When you’re writing for a cause or business you love, on a reasonable timeline, you get the chance to show off your creativity, writing skills, and ability to generate ideas. Those are the kinds of samples you want in your portfolio.
5. You only need to do it a few times.
With the content mills, bidding sites, and blogs that pay yucko rates, it’s easy to fall into the trap of churning out assignment after assignment, because the only way to make good money is to write in volume.
Soon, you’ve forgotten that you only started writing for cheap to get a few samples, and are caught in the vicious cycle of mill work. And the longer you do it, the harder it is to climb out.
When you choose to write for free to get clips, you’re able to set limits on how much you’ll do. For example, you may decide you want to become a pet blogger, so you’ll write for free for two animal-related nonprofits and your local independent pet supply store and then use those samples to go after well-paying pet gigs.
When You Should Write for Free
Here are the three situations where you may want to offer your writing services gratis.
1. You have no samples at all.
You’re a rank newbie and have zero writing credits to your name. In this case, it makes sense to do a few free gigs to build your portfolio.
2. You’re looking to break into a new field.
Say you’re a health writer but you’d like to write more about entrepreneurship. You have plenty of samples showing you can write fluently about gluten intolerance and the dangers of Crossfit, but when it comes to business writing–you’re starting from scratch. This is a good time to write for free.
3. You want to switch things up.
Maybe you’ve written dozens of articles or brochures or case studies, but you’ve never written a blog post–and in your heart you really, really want to become a paid blogger.
Blogging is an entirely different skill, and you’ll need to prove you’ve got what it takes. Do a little writing gratis and soon you’ll have blogging samples to show to your prospects.
Who to Bestow Your Free Writing On
The last thing you want to do is offer the gift of your writing to some greedy conglomerate that’s going to turn around and make thousands off it–a business that can actually afford to pay writers. That would make you feel all angry and sad at the same time.
Instead, try approaching:
Chances are, there’s a cause you believe in that has a non-profit organization attached to it. For example, check out charities at Charity Navigator [www.charitynavigator.com], especially their list of Top 10’s–like “10 Highly Rated Charities Relying on Private Contributions,” “10 Highly-Rated Charities with Low Paid CEOs,” and “10 Charities with the Most Consecutive 4-Star Ratings.”
2. Local small businesses you frequent and love.
That little shop downtown that sells handmade soaps, your local co-op grocery store, and the café you visit three days per week that serves farm-to-table cuisine–these can make great prospects for your free writing.

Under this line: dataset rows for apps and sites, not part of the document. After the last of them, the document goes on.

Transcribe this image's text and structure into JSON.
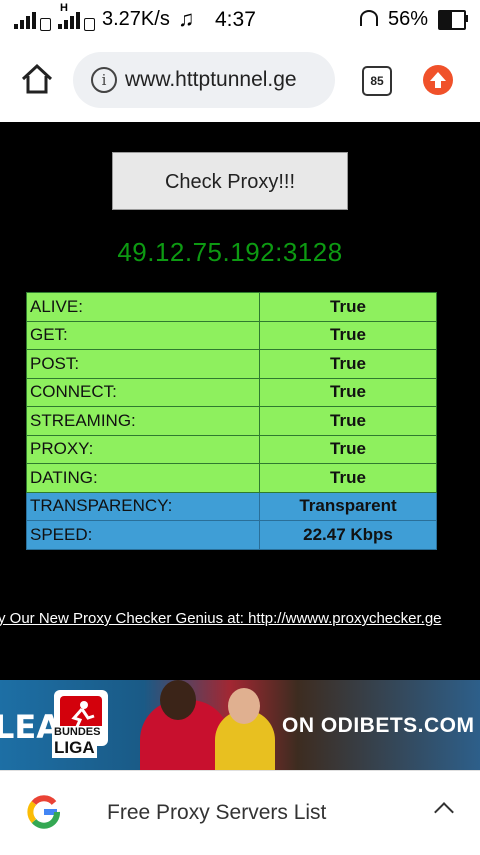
{
  "status_bar": {
    "net1": "H",
    "data_rate": "3.27K/s",
    "time": "4:37",
    "battery": "56%"
  },
  "browser": {
    "url": "www.httptunnel.ge",
    "tab_count": "85"
  },
  "main": {
    "check_button": "Check Proxy!!!",
    "proxy_address": "49.12.75.192:3128",
    "rows": [
      {
        "label": "ALIVE:",
        "value": "True"
      },
      {
        "label": "GET:",
        "value": "True"
      },
      {
        "label": "POST:",
        "value": "True"
      },
      {
        "label": "CONNECT:",
        "value": "True"
      },
      {
        "label": "STREAMING:",
        "value": "True"
      },
      {
        "label": "PROXY:",
        "value": "True"
      },
      {
        "label": "DATING:",
        "value": "True"
      },
      {
        "label": "TRANSPARENCY:",
        "value": "Transparent"
      },
      {
        "label": "SPEED:",
        "value": "22.47 Kbps"
      }
    ],
    "promo_link": "y Our New Proxy Checker Genius at: http://wwww.proxychecker.ge"
  },
  "ad": {
    "left_text": "LEA",
    "logo_line1": "BUNDES",
    "logo_line2": "LIGA",
    "right_text": "ON ODIBETS.COM"
  },
  "bottom_sheet": {
    "title": "Free Proxy Servers List"
  },
  "colors": {
    "green_row": "#8ef05e",
    "blue_row": "#3f9ed6",
    "proxy_text": "#0d9a12"
  }
}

3. Friends and relatives who are getting their businesses off the ground.
This is a super way to gain writing samples while helping your loved ones. And, they’re the most likely of all the types of clients to give you free rein on your work!
What You Get From All This
You’re not writing for free for your health, right? You want something out of the deal.
Of course, you’ll get samples. But also be sure to request:
A byline on an article or blog post, or credit on other types of written materials, will give your sample more credence.
Let your client know that in exchange for your free writing, you expect them to write a testimonial you can run on your website and use in your marketing materials.
Ask the client if they can recommend you to any of their colleagues–preferably ones who pay for writers.
Okay, now you have two or three samples. It’s time to stop writing for free.
Use those samples to land paying gigs. After all, now you can say, “I’ve written attention-grabbing, effective posts for X, Y, and Z.” That’s what you were after, and now you have it.
Offering your writing skills for free–if you choose the right clients and do a great job–can lead to writing work that pays so well, you’re not even tempted to bother with the content mills, bidding sites, and junky blogs.
How about you: Have you ever written for free in a strategic way? How did it work out for you? Let us know in the comments below!